There are four blue opaque Tupperware tubs stacked in my basement. They contain all that is left of my mother and father’s house, my brother’s and my childhood. Four boxes of musty memorabilia picked out from mounds of decaying mess in the basement of the house that flooded, it seemed, every spring as my father aged there alone, unable to reverse the tide of time and its subsequent erosion. Mostly the tubs contain my mother’s things; she brought the most to their marriage, both in terms of stuff, and the stuff a life is eventually constructed from: history, health, hurt.
It has been thirty years since she died. It has been four years since I packed up those four containers, bought hastily after googling the nearest Wal-Mart, brought hastily back to our house in Milwaukee, full of musty memories. Just days after his death, a dumpster lay out on the yard, crushing the sea of dandelions, welcoming all that we threw out. My husband and uncle worked in the basement, using shovels to scrape the decayed material, mold, and mice, from the cement floor in the basement. I worked upstairs, separating the destroyed from the desirable. We filled a dumpster that day.
I made decisions, then and there, standing in the aftermath of my father’s death, of what these things meant, and what these things might mean enough to keep, after the land—the corn and bean fields, the tumble-down trees in the unproductive apple orchard, the caved-in roof of the granary building that once housed litters of feral kittens—and the house where we lived, were no longer ours. There, my mother had wept, attempting to stave off an early but inevitable death with a small, brown bottle of nitroglycerin tucked always into a pocket. There, my father had sat, maybe waited, until a neighbor stopped by when he didn’t come to church that morning and found him bleeding into his easy chair.
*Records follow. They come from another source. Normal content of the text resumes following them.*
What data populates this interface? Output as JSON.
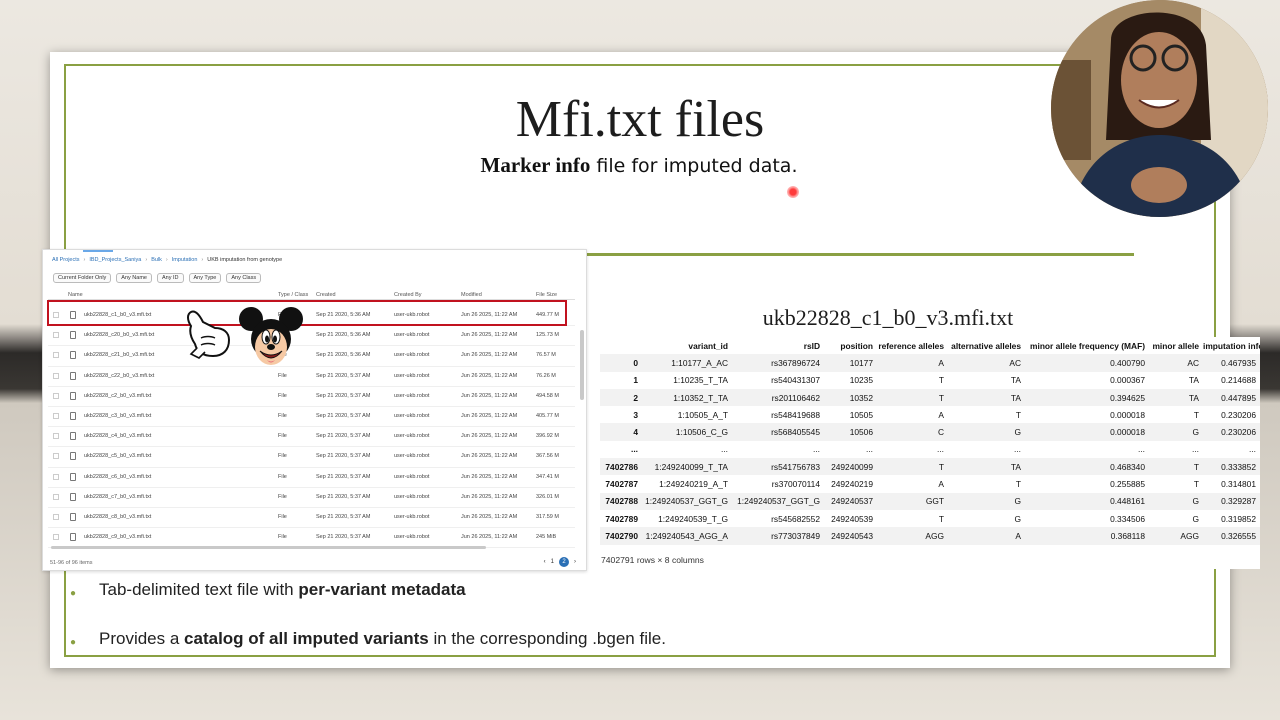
{
  "slide": {
    "title": "Mfi.txt files",
    "subtitle_bold": "Marker info",
    "subtitle_rest": " file for imputed data."
  },
  "browser": {
    "breadcrumbs": [
      "All Projects",
      "IBD_Projects_Saniya",
      "Bulk",
      "Imputation",
      "UKB imputation from genotype"
    ],
    "filters": [
      "Current Folder Only",
      "Any Name",
      "Any ID",
      "Any Type",
      "Any Class"
    ],
    "headers": {
      "name": "Name",
      "type": "Type / Class",
      "created": "Created",
      "created_by": "Created By",
      "modified": "Modified",
      "size": "File Size"
    },
    "rows": [
      {
        "name": "ukb22828_c1_b0_v3.mfi.txt",
        "type": "File",
        "created": "Sep 21 2020, 5:36 AM",
        "by": "user-ukb.robot",
        "modified": "Jun 26 2025, 11:22 AM",
        "size": "449.77 M"
      },
      {
        "name": "ukb22828_c20_b0_v3.mfi.txt",
        "type": "File",
        "created": "Sep 21 2020, 5:36 AM",
        "by": "user-ukb.robot",
        "modified": "Jun 26 2025, 11:22 AM",
        "size": "125.73 M"
      },
      {
        "name": "ukb22828_c21_b0_v3.mfi.txt",
        "type": "File",
        "created": "Sep 21 2020, 5:36 AM",
        "by": "user-ukb.robot",
        "modified": "Jun 26 2025, 11:22 AM",
        "size": "76.57 M"
      },
      {
        "name": "ukb22828_c22_b0_v3.mfi.txt",
        "type": "File",
        "created": "Sep 21 2020, 5:37 AM",
        "by": "user-ukb.robot",
        "modified": "Jun 26 2025, 11:22 AM",
        "size": "76.26 M"
      },
      {
        "name": "ukb22828_c2_b0_v3.mfi.txt",
        "type": "File",
        "created": "Sep 21 2020, 5:37 AM",
        "by": "user-ukb.robot",
        "modified": "Jun 26 2025, 11:22 AM",
        "size": "494.58 M"
      },
      {
        "name": "ukb22828_c3_b0_v3.mfi.txt",
        "type": "File",
        "created": "Sep 21 2020, 5:37 AM",
        "by": "user-ukb.robot",
        "modified": "Jun 26 2025, 11:22 AM",
        "size": "405.77 M"
      },
      {
        "name": "ukb22828_c4_b0_v3.mfi.txt",
        "type": "File",
        "created": "Sep 21 2020, 5:37 AM",
        "by": "user-ukb.robot",
        "modified": "Jun 26 2025, 11:22 AM",
        "size": "396.92 M"
      },
      {
        "name": "ukb22828_c5_b0_v3.mfi.txt",
        "type": "File",
        "created": "Sep 21 2020, 5:37 AM",
        "by": "user-ukb.robot",
        "modified": "Jun 26 2025, 11:22 AM",
        "size": "367.56 M"
      },
      {
        "name": "ukb22828_c6_b0_v3.mfi.txt",
        "type": "File",
        "created": "Sep 21 2020, 5:37 AM",
        "by": "user-ukb.robot",
        "modified": "Jun 26 2025, 11:22 AM",
        "size": "347.41 M"
      },
      {
        "name": "ukb22828_c7_b0_v3.mfi.txt",
        "type": "File",
        "created": "Sep 21 2020, 5:37 AM",
        "by": "user-ukb.robot",
        "modified": "Jun 26 2025, 11:22 AM",
        "size": "326.01 M"
      },
      {
        "name": "ukb22828_c8_b0_v3.mfi.txt",
        "type": "File",
        "created": "Sep 21 2020, 5:37 AM",
        "by": "user-ukb.robot",
        "modified": "Jun 26 2025, 11:22 AM",
        "size": "317.59 M"
      },
      {
        "name": "ukb22828_c9_b0_v3.mfi.txt",
        "type": "File",
        "created": "Sep 21 2020, 5:37 AM",
        "by": "user-ukb.robot",
        "modified": "Jun 26 2025, 11:22 AM",
        "size": "245 MiB"
      }
    ],
    "footer": "51-96 of 96 items",
    "pages": [
      "1",
      "2"
    ]
  },
  "dataframe": {
    "title": "ukb22828_c1_b0_v3.mfi.txt",
    "columns": [
      "",
      "variant_id",
      "rsID",
      "position",
      "reference alleles",
      "alternative alleles",
      "minor allele frequency (MAF)",
      "minor allele",
      "imputation info"
    ],
    "rows": [
      [
        "0",
        "1:10177_A_AC",
        "rs367896724",
        "10177",
        "A",
        "AC",
        "0.400790",
        "AC",
        "0.467935"
      ],
      [
        "1",
        "1:10235_T_TA",
        "rs540431307",
        "10235",
        "T",
        "TA",
        "0.000367",
        "TA",
        "0.214688"
      ],
      [
        "2",
        "1:10352_T_TA",
        "rs201106462",
        "10352",
        "T",
        "TA",
        "0.394625",
        "TA",
        "0.447895"
      ],
      [
        "3",
        "1:10505_A_T",
        "rs548419688",
        "10505",
        "A",
        "T",
        "0.000018",
        "T",
        "0.230206"
      ],
      [
        "4",
        "1:10506_C_G",
        "rs568405545",
        "10506",
        "C",
        "G",
        "0.000018",
        "G",
        "0.230206"
      ],
      [
        "...",
        "...",
        "...",
        "...",
        "...",
        "...",
        "...",
        "...",
        "..."
      ],
      [
        "7402786",
        "1:249240099_T_TA",
        "rs541756783",
        "249240099",
        "T",
        "TA",
        "0.468340",
        "T",
        "0.333852"
      ],
      [
        "7402787",
        "1:249240219_A_T",
        "rs370070114",
        "249240219",
        "A",
        "T",
        "0.255885",
        "T",
        "0.314801"
      ],
      [
        "7402788",
        "1:249240537_GGT_G",
        "1:249240537_GGT_G",
        "249240537",
        "GGT",
        "G",
        "0.448161",
        "G",
        "0.329287"
      ],
      [
        "7402789",
        "1:249240539_T_G",
        "rs545682552",
        "249240539",
        "T",
        "G",
        "0.334506",
        "G",
        "0.319852"
      ],
      [
        "7402790",
        "1:249240543_AGG_A",
        "rs773037849",
        "249240543",
        "AGG",
        "A",
        "0.368118",
        "AGG",
        "0.326555"
      ]
    ],
    "shape": "7402791 rows × 8 columns"
  },
  "bullets": [
    {
      "pre": "Tab-delimited text file with ",
      "bold": "per-variant metadata",
      "post": ""
    },
    {
      "pre": "Provides a ",
      "bold": "catalog of all imputed variants",
      "post": " in the corresponding .bgen file."
    }
  ],
  "colors": {
    "accent_green": "#8aa043",
    "highlight_red": "#c1121f",
    "link_blue": "#2a6fb5"
  }
}
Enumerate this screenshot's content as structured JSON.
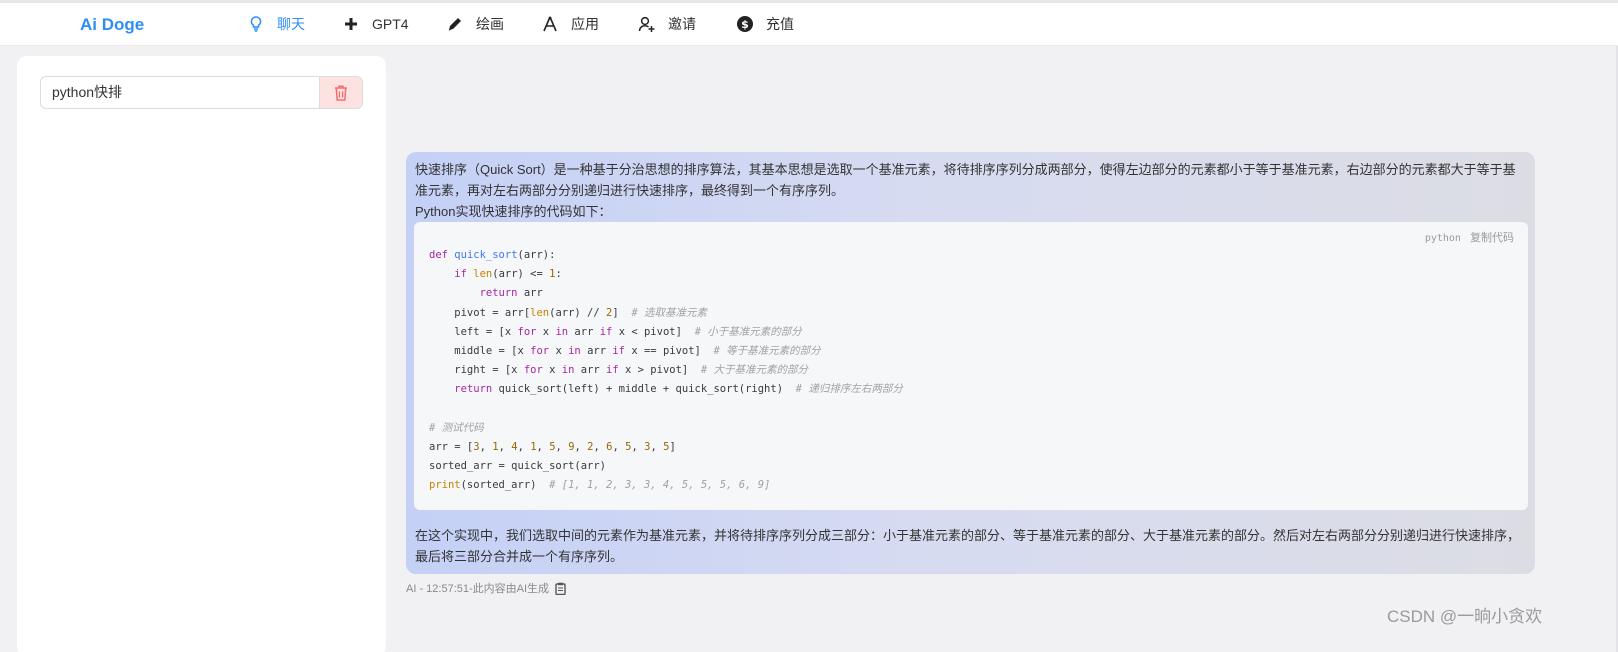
{
  "app": {
    "brand": "Ai Doge"
  },
  "nav": {
    "items": [
      {
        "label": "聊天",
        "icon": "bulb-icon",
        "active": true
      },
      {
        "label": "GPT4",
        "icon": "plus-icon",
        "active": false
      },
      {
        "label": "绘画",
        "icon": "pen-icon",
        "active": false
      },
      {
        "label": "应用",
        "icon": "compass-icon",
        "active": false
      },
      {
        "label": "邀请",
        "icon": "add-user-icon",
        "active": false
      },
      {
        "label": "充值",
        "icon": "dollar-icon",
        "active": false
      }
    ]
  },
  "sidebar": {
    "conversations": [
      {
        "title": "python快排"
      }
    ]
  },
  "message": {
    "intro": "快速排序（Quick Sort）是一种基于分治思想的排序算法，其基本思想是选取一个基准元素，将待排序序列分成两部分，使得左边部分的元素都小于等于基准元素，右边部分的元素都大于等于基准元素，再对左右两部分分别递归进行快速排序，最终得到一个有序序列。",
    "code_intro": "Python实现快速排序的代码如下：",
    "code_lang": "python",
    "copy_label": "复制代码",
    "code_lines": [
      "def quick_sort(arr):",
      "    if len(arr) <= 1:",
      "        return arr",
      "    pivot = arr[len(arr) // 2]  # 选取基准元素",
      "    left = [x for x in arr if x < pivot]  # 小于基准元素的部分",
      "    middle = [x for x in arr if x == pivot]  # 等于基准元素的部分",
      "    right = [x for x in arr if x > pivot]  # 大于基准元素的部分",
      "    return quick_sort(left) + middle + quick_sort(right)  # 递归排序左右两部分",
      "",
      "# 测试代码",
      "arr = [3, 1, 4, 1, 5, 9, 2, 6, 5, 3, 5]",
      "sorted_arr = quick_sort(arr)",
      "print(sorted_arr)  # [1, 1, 2, 3, 3, 4, 5, 5, 5, 6, 9]"
    ],
    "outro": "在这个实现中，我们选取中间的元素作为基准元素，并将待排序序列分成三部分：小于基准元素的部分、等于基准元素的部分、大于基准元素的部分。然后对左右两部分分别递归进行快速排序，最后将三部分合并成一个有序序列。",
    "meta": "AI - 12:57:51-此内容由AI生成"
  },
  "watermark": "CSDN @一晌小贪欢",
  "colors": {
    "accent": "#2f8ef4",
    "delete_bg": "#fde2e2",
    "delete_icon": "#f56c6c"
  }
}
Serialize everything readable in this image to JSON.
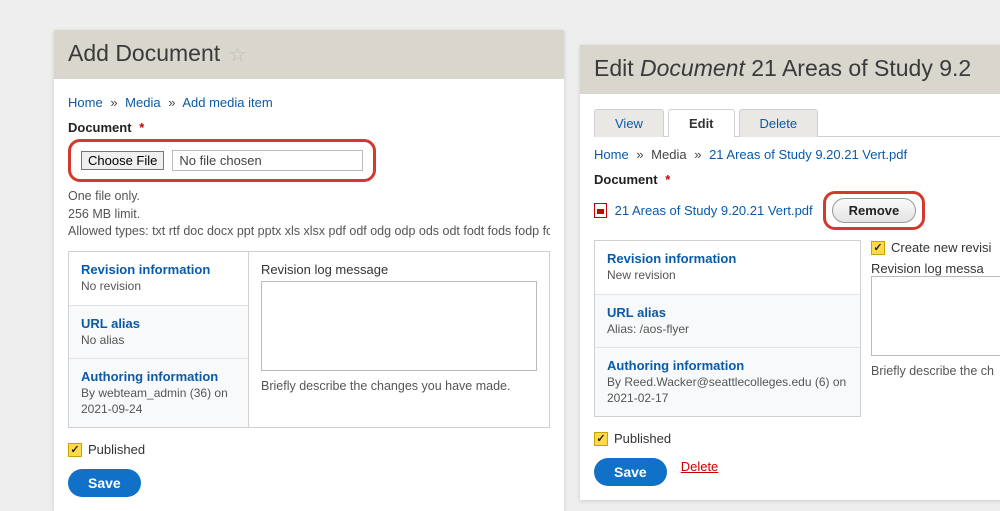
{
  "left": {
    "title": "Add Document",
    "breadcrumb": {
      "home": "Home",
      "media": "Media",
      "add": "Add media item"
    },
    "doc_label": "Document",
    "choose_file": "Choose File",
    "no_file": "No file chosen",
    "hint1": "One file only.",
    "hint2": "256 MB limit.",
    "hint3": "Allowed types: txt rtf doc docx ppt pptx xls xlsx pdf odf odg odp ods odt fodt fods fodp fodg key numbe",
    "tabs": {
      "revision": {
        "title": "Revision information",
        "sub": "No revision"
      },
      "url": {
        "title": "URL alias",
        "sub": "No alias"
      },
      "author": {
        "title": "Authoring information",
        "sub": "By webteam_admin (36) on 2021-09-24"
      }
    },
    "log_label": "Revision log message",
    "log_hint": "Briefly describe the changes you have made.",
    "published": "Published",
    "save": "Save"
  },
  "right": {
    "title_pre": "Edit ",
    "title_em": "Document",
    "title_post": " 21 Areas of Study 9.2",
    "htabs": {
      "view": "View",
      "edit": "Edit",
      "delete": "Delete"
    },
    "breadcrumb": {
      "home": "Home",
      "media": "Media",
      "file": "21 Areas of Study 9.20.21 Vert.pdf"
    },
    "doc_label": "Document",
    "file_link": "21 Areas of Study 9.20.21 Vert.pdf",
    "remove": "Remove",
    "tabs": {
      "revision": {
        "title": "Revision information",
        "sub": "New revision"
      },
      "url": {
        "title": "URL alias",
        "sub": "Alias: /aos-flyer"
      },
      "author": {
        "title": "Authoring information",
        "sub": "By Reed.Wacker@seattlecolleges.edu (6) on 2021-02-17"
      }
    },
    "create_new": "Create new revisi",
    "log_label": "Revision log messa",
    "log_hint": "Briefly describe the ch",
    "published": "Published",
    "save": "Save",
    "delete": "Delete"
  }
}
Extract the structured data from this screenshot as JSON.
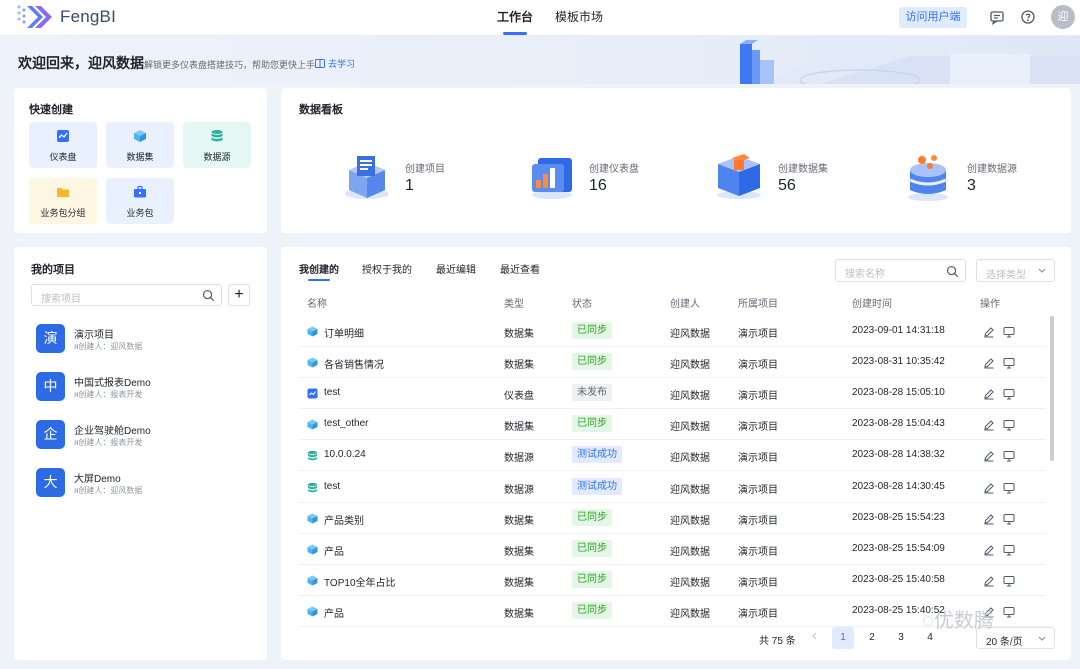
{
  "app": {
    "name": "FengBI",
    "user_initial": "迎"
  },
  "topnav": {
    "tabs": [
      {
        "label": "工作台",
        "active": true
      },
      {
        "label": "模板市场",
        "active": false
      }
    ],
    "visit_button": "访问用户端"
  },
  "banner": {
    "title": "欢迎回来，迎风数据",
    "subtitle": "解锁更多仪表盘搭建技巧，帮助您更快上手",
    "link": "去学习"
  },
  "quick_create": {
    "title": "快速创建",
    "items": [
      {
        "label": "仪表盘",
        "icon": "dashboard-icon",
        "color": "#3370ff",
        "bg": "#e9f1ff"
      },
      {
        "label": "数据集",
        "icon": "cube-icon",
        "color": "#4eb3f0",
        "bg": "#e9f1ff"
      },
      {
        "label": "数据源",
        "icon": "database-icon",
        "color": "#2bb39b",
        "bg": "#e4f7f4"
      },
      {
        "label": "业务包分组",
        "icon": "folder-icon",
        "color": "#f5b72b",
        "bg": "#fdf6e3"
      },
      {
        "label": "业务包",
        "icon": "briefcase-icon",
        "color": "#3370ff",
        "bg": "#e9f1ff"
      }
    ]
  },
  "dashboard_board": {
    "title": "数据看板",
    "stats": [
      {
        "label": "创建项目",
        "value": "1"
      },
      {
        "label": "创建仪表盘",
        "value": "16"
      },
      {
        "label": "创建数据集",
        "value": "56"
      },
      {
        "label": "创建数据源",
        "value": "3"
      }
    ]
  },
  "projects": {
    "title": "我的项目",
    "search_placeholder": "搜索项目",
    "items": [
      {
        "avatar": "演",
        "name": "演示项目",
        "meta": "创建人：迎风数据"
      },
      {
        "avatar": "中",
        "name": "中国式报表Demo",
        "meta": "创建人：报表开发"
      },
      {
        "avatar": "企",
        "name": "企业驾驶舱Demo",
        "meta": "创建人：报表开发"
      },
      {
        "avatar": "大",
        "name": "大屏Demo",
        "meta": "创建人：迎风数据"
      }
    ]
  },
  "table": {
    "tabs": [
      "我创建的",
      "授权于我的",
      "最近编辑",
      "最近查看"
    ],
    "search_placeholder": "搜索名称",
    "type_placeholder": "选择类型",
    "columns": [
      "名称",
      "类型",
      "状态",
      "创建人",
      "所属项目",
      "创建时间",
      "操作"
    ],
    "rows": [
      {
        "icon": "cube-icon",
        "name": "订单明细",
        "type": "数据集",
        "status": "已同步",
        "status_kind": "green",
        "creator": "迎风数据",
        "project": "演示项目",
        "time": "2023-09-01 14:31:18"
      },
      {
        "icon": "cube-icon",
        "name": "各省销售情况",
        "type": "数据集",
        "status": "已同步",
        "status_kind": "green",
        "creator": "迎风数据",
        "project": "演示项目",
        "time": "2023-08-31 10:35:42"
      },
      {
        "icon": "dashboard-icon",
        "name": "test",
        "type": "仪表盘",
        "status": "未发布",
        "status_kind": "gray",
        "creator": "迎风数据",
        "project": "演示项目",
        "time": "2023-08-28 15:05:10"
      },
      {
        "icon": "cube-icon",
        "name": "test_other",
        "type": "数据集",
        "status": "已同步",
        "status_kind": "green",
        "creator": "迎风数据",
        "project": "演示项目",
        "time": "2023-08-28 15:04:43"
      },
      {
        "icon": "database-icon",
        "name": "10.0.0.24",
        "type": "数据源",
        "status": "测试成功",
        "status_kind": "blue",
        "creator": "迎风数据",
        "project": "演示项目",
        "time": "2023-08-28 14:38:32"
      },
      {
        "icon": "database-icon",
        "name": "test",
        "type": "数据源",
        "status": "测试成功",
        "status_kind": "blue",
        "creator": "迎风数据",
        "project": "演示项目",
        "time": "2023-08-28 14:30:45"
      },
      {
        "icon": "cube-icon",
        "name": "产品类别",
        "type": "数据集",
        "status": "已同步",
        "status_kind": "green",
        "creator": "迎风数据",
        "project": "演示项目",
        "time": "2023-08-25 15:54:23"
      },
      {
        "icon": "cube-icon",
        "name": "产品",
        "type": "数据集",
        "status": "已同步",
        "status_kind": "green",
        "creator": "迎风数据",
        "project": "演示项目",
        "time": "2023-08-25 15:54:09"
      },
      {
        "icon": "cube-icon",
        "name": "TOP10全年占比",
        "type": "数据集",
        "status": "已同步",
        "status_kind": "green",
        "creator": "迎风数据",
        "project": "演示项目",
        "time": "2023-08-25 15:40:58"
      },
      {
        "icon": "cube-icon",
        "name": "产品",
        "type": "数据集",
        "status": "已同步",
        "status_kind": "green",
        "creator": "迎风数据",
        "project": "演示项目",
        "time": "2023-08-25 15:40:52"
      }
    ],
    "pagination": {
      "total": "共 75 条",
      "pages": [
        "1",
        "2",
        "3",
        "4"
      ],
      "current": "1",
      "page_size": "20 条/页"
    }
  },
  "watermark": "优数腾"
}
Strangely I am afraid when I open the containers now the smell will take me back to before my mother’s things—her antique china cups, her travel pamphlets from Denmark and France, her hand-crocheted and glue-glittered stars that adorned our Christmas trees, her boxes of costume jewelry worn by generations of women who lived through wars and childbirth—, became nothing but detritus, when each pretty thing still begged to be touched, admired. I am afraid that to touch might reanimate what now sits passively in my basement, encased in impenetrable rubber, deprived of air, each item empty like hollowed-out milkweed pods along our driveway, the seeds long since lifted into the wind, like bodies absent souls.
Maybe some day patience and pragmatism will override my superstition, and I will bring life to material as memory.